LK: Can you talk about working with sci-fi director Neil Johnson (Rogue Warrior, The Time War) and how that relationship started?
TB: Neil and I were in touch for several years prior to working together. We were familiar with each other’s work. He contacted me one day and suggested we meet for lunch and discuss perhaps working together (which rarely turns to anything - so I didn’t have my hopes up.) He was, at the time, in post-production of a couple of films that he shot back to back (Starship), and asked if I might be interested in voicing a spaceship computer. Sci-Fi geek that I am, that was a really exciting proposition!

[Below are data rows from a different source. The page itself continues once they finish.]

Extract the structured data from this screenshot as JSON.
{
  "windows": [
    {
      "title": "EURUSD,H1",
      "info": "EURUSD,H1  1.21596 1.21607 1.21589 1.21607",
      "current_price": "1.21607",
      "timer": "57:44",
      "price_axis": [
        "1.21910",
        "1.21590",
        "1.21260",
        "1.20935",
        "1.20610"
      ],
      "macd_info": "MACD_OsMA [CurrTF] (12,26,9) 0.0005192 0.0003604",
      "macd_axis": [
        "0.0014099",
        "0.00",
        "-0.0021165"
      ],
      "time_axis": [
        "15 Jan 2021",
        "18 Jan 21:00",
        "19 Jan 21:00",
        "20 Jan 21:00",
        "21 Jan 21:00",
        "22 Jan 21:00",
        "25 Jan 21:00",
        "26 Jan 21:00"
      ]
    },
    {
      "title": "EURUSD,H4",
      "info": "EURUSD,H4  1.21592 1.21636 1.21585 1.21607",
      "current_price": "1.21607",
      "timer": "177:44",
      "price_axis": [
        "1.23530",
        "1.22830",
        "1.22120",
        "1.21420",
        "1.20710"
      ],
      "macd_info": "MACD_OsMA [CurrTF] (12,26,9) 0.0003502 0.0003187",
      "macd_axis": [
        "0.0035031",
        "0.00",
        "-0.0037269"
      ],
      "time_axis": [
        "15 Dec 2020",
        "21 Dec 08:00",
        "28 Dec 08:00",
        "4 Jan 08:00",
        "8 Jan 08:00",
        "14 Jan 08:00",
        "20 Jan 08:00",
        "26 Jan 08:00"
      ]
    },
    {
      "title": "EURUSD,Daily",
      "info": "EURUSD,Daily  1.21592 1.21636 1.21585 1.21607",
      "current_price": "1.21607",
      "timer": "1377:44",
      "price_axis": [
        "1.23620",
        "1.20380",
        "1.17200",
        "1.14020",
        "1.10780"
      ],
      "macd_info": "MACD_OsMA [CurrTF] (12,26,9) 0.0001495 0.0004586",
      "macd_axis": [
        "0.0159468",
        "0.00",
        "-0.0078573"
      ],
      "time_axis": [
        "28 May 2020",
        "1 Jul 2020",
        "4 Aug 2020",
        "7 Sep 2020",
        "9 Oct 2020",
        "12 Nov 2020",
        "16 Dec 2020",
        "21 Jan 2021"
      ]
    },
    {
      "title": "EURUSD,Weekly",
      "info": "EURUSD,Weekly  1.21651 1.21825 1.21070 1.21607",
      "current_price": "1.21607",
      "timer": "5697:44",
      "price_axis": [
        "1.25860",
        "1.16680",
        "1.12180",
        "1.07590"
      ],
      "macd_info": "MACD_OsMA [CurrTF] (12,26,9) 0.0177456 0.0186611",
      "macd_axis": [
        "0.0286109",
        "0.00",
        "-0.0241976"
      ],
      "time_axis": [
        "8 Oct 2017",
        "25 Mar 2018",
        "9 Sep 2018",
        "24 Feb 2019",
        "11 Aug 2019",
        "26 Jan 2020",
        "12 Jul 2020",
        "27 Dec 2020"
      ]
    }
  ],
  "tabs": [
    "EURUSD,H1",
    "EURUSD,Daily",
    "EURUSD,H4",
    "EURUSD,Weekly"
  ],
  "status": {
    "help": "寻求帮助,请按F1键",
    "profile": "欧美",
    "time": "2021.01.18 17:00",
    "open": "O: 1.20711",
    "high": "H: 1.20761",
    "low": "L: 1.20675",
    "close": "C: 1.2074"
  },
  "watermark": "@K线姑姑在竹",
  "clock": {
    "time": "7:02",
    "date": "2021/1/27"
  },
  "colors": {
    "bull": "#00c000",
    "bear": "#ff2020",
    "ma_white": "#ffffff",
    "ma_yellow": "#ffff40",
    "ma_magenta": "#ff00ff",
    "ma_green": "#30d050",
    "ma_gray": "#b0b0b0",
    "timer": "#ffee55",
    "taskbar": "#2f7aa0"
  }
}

Over the next few months, I was receiving a lot of awards for several films that were working their way through the festival circuit prior to being released. Neil and I used to discuss at length our work ethic, our “everything in” ideals when it came to how hard we both focused and worked. It was only a natural progression that would see him having me lead up his sci-fi feature Rogue Warrior: Robot Fighter. The upcoming The Time War sees even a bigger vision - only possible with people so highly dedicated to their craft. I’ve never before seen an indie film, or director, with such epic vision as this. It’s truly extraordinary.
LK: Who's your favorite action heroine and why? How are you alike and how are you different?
TB: I’ve always watched anything with an action heroine. I love those films! Growing up a tomboy had my focus on strength, capabilities and skills more than dresses and boys. So many of these heroine’s come to mind, but my favorite has always been Linda Hamilton in The Terminator. She simply inspired me at the right age. Having always been a gym rat, she unknowingly inspired me to work harder and to be more. Her character was inspiring, and her performance was amazing. I met her once at the local gym and was able to share that with her… surreal.
I watched Wonder Woman a couple of days ago, and absolutely loved her performance and the film. When you ask me my favorite however, Linda Hamilton still is at the top in my mind.
Watch the trailer for “Rogue Warrior: Robot Fighter” below.